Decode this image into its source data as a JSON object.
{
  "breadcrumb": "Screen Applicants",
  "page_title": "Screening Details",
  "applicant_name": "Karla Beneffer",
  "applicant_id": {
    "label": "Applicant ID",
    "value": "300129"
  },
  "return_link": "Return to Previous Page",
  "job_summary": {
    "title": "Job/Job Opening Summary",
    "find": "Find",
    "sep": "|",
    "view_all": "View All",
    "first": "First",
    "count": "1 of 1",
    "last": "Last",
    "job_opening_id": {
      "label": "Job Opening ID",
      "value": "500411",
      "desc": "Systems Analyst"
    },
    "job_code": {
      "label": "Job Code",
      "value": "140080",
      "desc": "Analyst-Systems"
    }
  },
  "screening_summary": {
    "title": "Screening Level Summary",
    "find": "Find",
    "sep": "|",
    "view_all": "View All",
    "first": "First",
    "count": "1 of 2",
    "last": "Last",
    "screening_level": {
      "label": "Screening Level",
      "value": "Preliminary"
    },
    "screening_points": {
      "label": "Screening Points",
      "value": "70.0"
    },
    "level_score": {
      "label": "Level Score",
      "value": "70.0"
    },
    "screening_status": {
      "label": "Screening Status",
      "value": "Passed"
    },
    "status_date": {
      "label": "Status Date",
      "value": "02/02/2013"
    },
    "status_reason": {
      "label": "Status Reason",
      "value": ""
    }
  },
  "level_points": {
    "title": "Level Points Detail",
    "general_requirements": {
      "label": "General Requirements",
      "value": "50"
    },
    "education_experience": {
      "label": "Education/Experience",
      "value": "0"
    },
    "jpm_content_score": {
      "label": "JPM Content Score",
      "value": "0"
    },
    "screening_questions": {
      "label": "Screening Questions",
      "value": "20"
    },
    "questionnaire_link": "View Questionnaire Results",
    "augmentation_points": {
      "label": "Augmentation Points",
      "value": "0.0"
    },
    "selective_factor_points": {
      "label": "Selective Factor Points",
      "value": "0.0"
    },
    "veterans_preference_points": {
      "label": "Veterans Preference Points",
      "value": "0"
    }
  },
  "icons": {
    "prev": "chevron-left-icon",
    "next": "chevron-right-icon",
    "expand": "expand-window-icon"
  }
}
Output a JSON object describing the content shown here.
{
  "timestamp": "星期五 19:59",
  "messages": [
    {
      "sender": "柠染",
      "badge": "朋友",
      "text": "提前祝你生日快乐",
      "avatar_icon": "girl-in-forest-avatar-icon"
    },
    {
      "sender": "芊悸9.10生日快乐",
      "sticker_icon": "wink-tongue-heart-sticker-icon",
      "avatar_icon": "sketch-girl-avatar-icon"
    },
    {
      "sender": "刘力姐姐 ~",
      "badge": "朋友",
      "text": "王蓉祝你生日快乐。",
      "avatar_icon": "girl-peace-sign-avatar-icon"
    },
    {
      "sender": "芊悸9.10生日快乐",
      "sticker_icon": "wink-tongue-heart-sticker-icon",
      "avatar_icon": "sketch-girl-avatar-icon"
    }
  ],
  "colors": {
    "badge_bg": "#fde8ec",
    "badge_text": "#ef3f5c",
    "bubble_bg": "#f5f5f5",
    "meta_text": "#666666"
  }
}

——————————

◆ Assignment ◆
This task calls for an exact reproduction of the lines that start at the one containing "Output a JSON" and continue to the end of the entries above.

◆ Solution ◆
Output a JSON object describing the content shown here.
{
  "timestamp": "星期五 19:59",
  "messages": [
    {
      "sender": "柠染",
      "badge": "朋友",
      "text": "提前祝你生日快乐",
      "avatar_icon": "girl-in-forest-avatar-icon"
    },
    {
      "sender": "芊悸9.10生日快乐",
      "sticker_icon": "wink-tongue-heart-sticker-icon",
      "avatar_icon": "sketch-girl-avatar-icon"
    },
    {
      "sender": "刘力姐姐 ~",
      "badge": "朋友",
      "text": "王蓉祝你生日快乐。",
      "avatar_icon": "girl-peace-sign-avatar-icon"
    },
    {
      "sender": "芊悸9.10生日快乐",
      "sticker_icon": "wink-tongue-heart-sticker-icon",
      "avatar_icon": "sketch-girl-avatar-icon"
    }
  ],
  "colors": {
    "badge_bg": "#fde8ec",
    "badge_text": "#ef3f5c",
    "bubble_bg": "#f5f5f5",
    "meta_text": "#666666"
  }
}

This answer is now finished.